After that brutal New York Daily News cover Thursday afternoon, hitting him for going golfing right after his remarks about the beheading of an American, President Obama responded Thursday afternoon . . . by going golfing.
President Obama doesn't care if the optics are bad. He doesn't care if there's an awful contrast because U.K. prime minister David Cameron canceled his vacation plans. He doesn't care if he's getting grief from once-stalwart fans like Chris Matthews and Maureen Dowd. He doesn't are if congressional Democrats are openly griping about his lack of interest and disconnect in the New York Times, and he doesn't care if senior Democrats are declaring that he's completely checked out of his presidency other than attending fundraisers.
He doesn't care what any of us think.

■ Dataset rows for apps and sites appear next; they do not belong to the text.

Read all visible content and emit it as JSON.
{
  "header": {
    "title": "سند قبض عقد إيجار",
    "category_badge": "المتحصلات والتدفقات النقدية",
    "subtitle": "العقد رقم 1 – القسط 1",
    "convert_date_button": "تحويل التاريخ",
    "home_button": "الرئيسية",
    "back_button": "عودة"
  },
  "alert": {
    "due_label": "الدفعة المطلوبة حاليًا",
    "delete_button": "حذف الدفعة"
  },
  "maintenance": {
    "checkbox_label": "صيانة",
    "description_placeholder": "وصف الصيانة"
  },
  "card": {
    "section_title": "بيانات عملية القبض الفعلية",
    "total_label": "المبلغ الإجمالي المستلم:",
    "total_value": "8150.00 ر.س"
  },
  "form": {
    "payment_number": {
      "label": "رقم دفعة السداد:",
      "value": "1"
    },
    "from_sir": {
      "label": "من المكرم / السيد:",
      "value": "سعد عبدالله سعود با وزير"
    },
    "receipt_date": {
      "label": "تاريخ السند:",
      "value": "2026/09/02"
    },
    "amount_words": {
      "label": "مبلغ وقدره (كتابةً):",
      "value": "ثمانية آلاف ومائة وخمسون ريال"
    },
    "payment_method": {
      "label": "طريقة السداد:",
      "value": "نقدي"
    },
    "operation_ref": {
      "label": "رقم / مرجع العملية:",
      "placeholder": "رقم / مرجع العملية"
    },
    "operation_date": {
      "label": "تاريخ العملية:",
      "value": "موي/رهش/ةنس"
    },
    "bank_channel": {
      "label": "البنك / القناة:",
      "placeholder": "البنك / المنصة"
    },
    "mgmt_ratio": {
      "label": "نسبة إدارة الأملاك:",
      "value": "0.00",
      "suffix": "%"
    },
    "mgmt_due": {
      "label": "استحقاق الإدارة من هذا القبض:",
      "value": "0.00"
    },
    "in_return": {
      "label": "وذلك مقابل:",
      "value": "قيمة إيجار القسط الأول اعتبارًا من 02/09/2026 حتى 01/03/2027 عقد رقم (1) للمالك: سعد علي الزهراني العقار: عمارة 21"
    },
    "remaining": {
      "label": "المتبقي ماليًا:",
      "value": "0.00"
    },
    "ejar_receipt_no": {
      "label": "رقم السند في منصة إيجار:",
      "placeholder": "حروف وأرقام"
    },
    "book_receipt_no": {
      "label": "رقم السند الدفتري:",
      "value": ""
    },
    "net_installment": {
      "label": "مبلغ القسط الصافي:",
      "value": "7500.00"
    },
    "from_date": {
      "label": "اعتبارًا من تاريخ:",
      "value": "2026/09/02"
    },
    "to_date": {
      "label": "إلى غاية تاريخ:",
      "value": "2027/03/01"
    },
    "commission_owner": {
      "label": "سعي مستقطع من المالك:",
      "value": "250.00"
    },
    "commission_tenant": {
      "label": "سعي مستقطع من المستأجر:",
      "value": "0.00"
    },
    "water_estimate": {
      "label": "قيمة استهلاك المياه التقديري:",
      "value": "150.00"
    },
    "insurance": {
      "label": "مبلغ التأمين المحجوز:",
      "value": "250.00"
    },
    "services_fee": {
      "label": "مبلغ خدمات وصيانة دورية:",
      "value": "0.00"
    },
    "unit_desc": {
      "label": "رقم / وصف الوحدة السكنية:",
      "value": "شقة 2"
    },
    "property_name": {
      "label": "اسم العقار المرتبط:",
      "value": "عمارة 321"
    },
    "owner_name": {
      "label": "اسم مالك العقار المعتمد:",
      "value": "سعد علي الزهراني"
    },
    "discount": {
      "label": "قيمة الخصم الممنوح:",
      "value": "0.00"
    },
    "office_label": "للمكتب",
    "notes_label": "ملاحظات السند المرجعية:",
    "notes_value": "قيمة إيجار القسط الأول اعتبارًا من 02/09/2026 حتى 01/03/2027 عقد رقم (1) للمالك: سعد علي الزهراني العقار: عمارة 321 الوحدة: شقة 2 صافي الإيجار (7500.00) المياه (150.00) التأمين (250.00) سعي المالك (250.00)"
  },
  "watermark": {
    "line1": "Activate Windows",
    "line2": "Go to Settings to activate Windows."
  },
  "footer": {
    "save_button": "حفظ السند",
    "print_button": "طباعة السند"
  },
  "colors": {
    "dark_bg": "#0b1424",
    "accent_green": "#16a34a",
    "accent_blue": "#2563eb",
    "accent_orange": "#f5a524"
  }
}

"One thing we can all agree on is that a group like ISIL has no place in the 21st century." —President Obama
— The White House (@WhiteHouse) August 20, 2014
She expresses that her first question would be: What does this even mean? Is it a stemenet of our foriegn policy? An intention to eliminate ISIS, or just its leadership? She is right, in any case. At its core it doesn't tell us anything. It is by no means a statement of either strategy or tactic, but a vague freshman philosophy conclusion.
Hemingway then suggests a second, more serious, problem with the President's statement: Does the Adminsitration even understand man's nature and a tendency to committing acts of evil?
But on a deeper level, the statement suggests 2) some serious problems with this administration’s understanding of man’s nature and propensity for evil. She posits that the staement reveals an almost naive view of our nature, that humanity has somehow progressed beyond the point at which evil exists. As she tweeted it:
@MZHemingway @WhiteHouse This perfectly underscores the philosophical anemia that rots this administration's attempts at foreign policy.
And, now, she gets to the heart of the matter and the problem it presents for us as a nation. The Obama Adminsitration simply doesn't understand human nature.
"People like this fail…because the future is always won by those who build, not destroy." —President Obama on ISIL #Iraq
— White House Live (@WHLive) August 20, 2014
There are two, very distinct views of mankind. First, there is the view that evil exists and that men have a tendency toward it. That is the view offered by our Founding Fathers, who saw the evils of monarchism, divine right, slavery, and so on. That is why, she points out, that our government was built on a system of checks-and-balances. And, I might add, why we applaud a President who can summarize this concept in "trust but verify".
On of the other side of this are the "progressives", who believe that men's nature can change and that we should appeal to that nature even in the face of enormous evils, from beheadings to child abuse and white slavery.
And, so, Hemingway jumps into her last point: 3) it says unbelievably inane things such as, “you’re on the wrong side of history.” Or, as the White House phrased it, “The future is always won by those who build, not destroy.” That is, simply, juvenile. It is here that Hemingway truly hits her stride and presents a rather chilling indictment of the Obama statements:
President Obama’s utopian fantasy of “the future” “always” being “won by those who build, not destroy” is just obviously and resoundingly false, for better or worse. I mean, define “future.” And define “winning” and “building vs. destroying.” Tamerlane had tremendous success destroying and slaughtering his enemies — for most of a century. And World War II didn’t end by building up Nagasaki. There are good winners and bad winners littered throughout history.
What’s more, this “wrong side of history” nonsense is nothing more than a religious belief in supernatural causality. It implies that history isn’t shaped by men but, instead, by outside inevitable forces that can always be counted on. If this were so, we wouldn’t need to work so hard to raise up good children and fight the evils all around us.
Man has a nature, obviously, but man’s nature doesn’t have a history. That’s the whole point. We must always be on guard against tyranny, be it the kind we see in ISIS or the kind we see in our own hearts. That line from Alexander Solzhenitsyn in The Gulag Archipelago, a book about the horrors of the Soviet forced labor camp system, comes in handy. Describing the basic error in another well-known form of progressivism’s thinking — that some men are good and some men are bad. He wrote:
If only that were true! If only there were evil people somewhere insidiously committing evil deeds, and it were necessary only to separate them from the rest of us and destroy them. But the line dividing good and evil cuts through the heart of every human being.
By no means does this suggest that therefore we should be cool with the Hitlers, ISISes and Kim Jong Ils and Uns of the world. It does mean, however, that believing in right and wrong sides of history and the perfectability of men is absolute madness if we want to fight against tyranny at home, wrought by the sinful passions in our own hearts, and abroad, springing from the sins of our fellow man.
I found this a real "ah ha!" piece of writing, one which had my head nodding involuntarily in agreement. It requires a bit of consideration and reflection, as does all good philosophical thought, but it will have me coming back.